MOUNT PLEASANT — Despite what several people called a much better site plan, a proposed Burger King next to a salon on Washington Avenue was killed by the Mount Pleasant Plan Commission Wednesday.
After more than an hour of questions, answers and discussion, the commission shot down developer/landlord Lee Jaramillo’s attempt to bring in a Burger King to replace the closed Dickey’s Barbecue Pit at 6012 Washington Ave. Burger King would have come to the westernmost storefront of three at the retail center which includes Polished Beauty Bar in the center and Firehouse Subs in the eastern spot.
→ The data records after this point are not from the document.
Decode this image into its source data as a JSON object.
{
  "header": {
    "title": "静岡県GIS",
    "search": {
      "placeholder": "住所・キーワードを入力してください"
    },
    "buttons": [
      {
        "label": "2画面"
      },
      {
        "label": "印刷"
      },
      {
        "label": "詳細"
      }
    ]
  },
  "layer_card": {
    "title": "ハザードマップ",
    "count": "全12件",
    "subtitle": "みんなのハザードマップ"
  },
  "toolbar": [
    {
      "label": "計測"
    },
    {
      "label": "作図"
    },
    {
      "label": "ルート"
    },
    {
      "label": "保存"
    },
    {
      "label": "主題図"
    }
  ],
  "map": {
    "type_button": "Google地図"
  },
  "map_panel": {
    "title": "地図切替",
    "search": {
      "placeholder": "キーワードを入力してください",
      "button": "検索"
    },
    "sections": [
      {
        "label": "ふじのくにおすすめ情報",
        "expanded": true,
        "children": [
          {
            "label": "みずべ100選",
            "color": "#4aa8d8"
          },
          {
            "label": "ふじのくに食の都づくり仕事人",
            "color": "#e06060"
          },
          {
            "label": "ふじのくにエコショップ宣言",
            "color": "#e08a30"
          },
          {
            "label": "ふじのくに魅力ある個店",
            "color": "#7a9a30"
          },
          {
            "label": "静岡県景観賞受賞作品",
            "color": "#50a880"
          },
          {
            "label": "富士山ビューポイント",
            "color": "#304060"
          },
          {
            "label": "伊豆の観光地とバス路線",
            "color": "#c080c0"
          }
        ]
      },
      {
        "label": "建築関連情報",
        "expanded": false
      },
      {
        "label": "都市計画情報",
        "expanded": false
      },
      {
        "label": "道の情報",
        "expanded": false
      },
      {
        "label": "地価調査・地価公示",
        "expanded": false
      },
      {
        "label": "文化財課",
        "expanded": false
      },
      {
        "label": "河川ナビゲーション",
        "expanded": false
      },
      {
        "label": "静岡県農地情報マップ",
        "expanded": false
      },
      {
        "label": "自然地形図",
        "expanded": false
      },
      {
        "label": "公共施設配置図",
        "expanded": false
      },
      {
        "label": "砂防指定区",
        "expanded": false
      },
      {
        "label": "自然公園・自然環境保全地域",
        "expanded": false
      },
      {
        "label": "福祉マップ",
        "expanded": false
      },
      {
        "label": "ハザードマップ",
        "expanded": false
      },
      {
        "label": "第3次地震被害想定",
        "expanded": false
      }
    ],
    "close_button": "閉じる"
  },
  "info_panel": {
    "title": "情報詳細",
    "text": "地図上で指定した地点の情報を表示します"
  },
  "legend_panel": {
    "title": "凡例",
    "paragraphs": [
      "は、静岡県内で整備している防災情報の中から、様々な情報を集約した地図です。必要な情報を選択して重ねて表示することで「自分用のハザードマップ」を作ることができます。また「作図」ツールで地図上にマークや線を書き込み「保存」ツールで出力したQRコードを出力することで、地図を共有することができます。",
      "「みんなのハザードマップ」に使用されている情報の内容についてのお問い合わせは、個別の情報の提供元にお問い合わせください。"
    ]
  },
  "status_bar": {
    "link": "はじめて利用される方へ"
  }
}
Last month the commission had tabled the matter after Polished owner-operator Erricka Stark strenuously objected to having a Burger King, with a drive-thru, next door. She feared the loss of parking because of the drive-thru, possible traffic problems on site and potential fast-food smells wafting into her salon.
So Jaramillo and his potential Burger King operator, Chicago-based Cave Enterprises, revised the site plan, moving the drive-thru from the west side to the rear of the building. They also took steps to keep restaurant smells from getting into the salon, including agreeing to install an odor-reducing system with a catalytic converter.
The village staff concluded Burger King exhaust would have minimal impact on other businesses and called the new layout the best possible one for the site, albeit still creating a tight site.
Also, at the suggestion of Commissioner John Kis, Jaramillo agreed that Stark could have three front parking spots designated only for her customers.
Parking concerns dominate
Despite the changes, parking remained a large concern for commissioners and for Stark.
“Although I think it’s a huge improvement, we are losing some parking spaces,” she said.
The site would have 47 parking spaces, which Jaramillo said meets the zoning requirements based on the building size. Combined, the three businesses would have about 26 employees working at the same time, which greatly concerned commissioners.
A Cave Enterprises representative said most Burger King customers would use the drive-thru or do carry-out, leaving only 20 to 25 percent of customers parking and eating there. But concerns remained.
Iram Cruz, owner-operator of Firehouse Subs, wholeheartedly endorsed having a Burger King to help draw people to the site. “I’m for it, absolutely,” he said.
But most commissioners remained dubious. Joe Maier offered a motion to deny the business application, saying there were “unworkable parking/drive-thru issues.” The application failed on a 4-1 vote, with only Commissioner John Hewitt voting against the motion to deny, and John Kis abstaining.
Afterward, Stark said, “I hope we can find a tenant that suits the building better, and the clients.”
A clearly unhappy Jaramillo commented, “They appealed to her desire not to have a Burger King. I think it’s sad, because she and I have been working together a long time.
“If it’s a Panera (Bread),” Jaramillo added, “it’s a shoo-in.”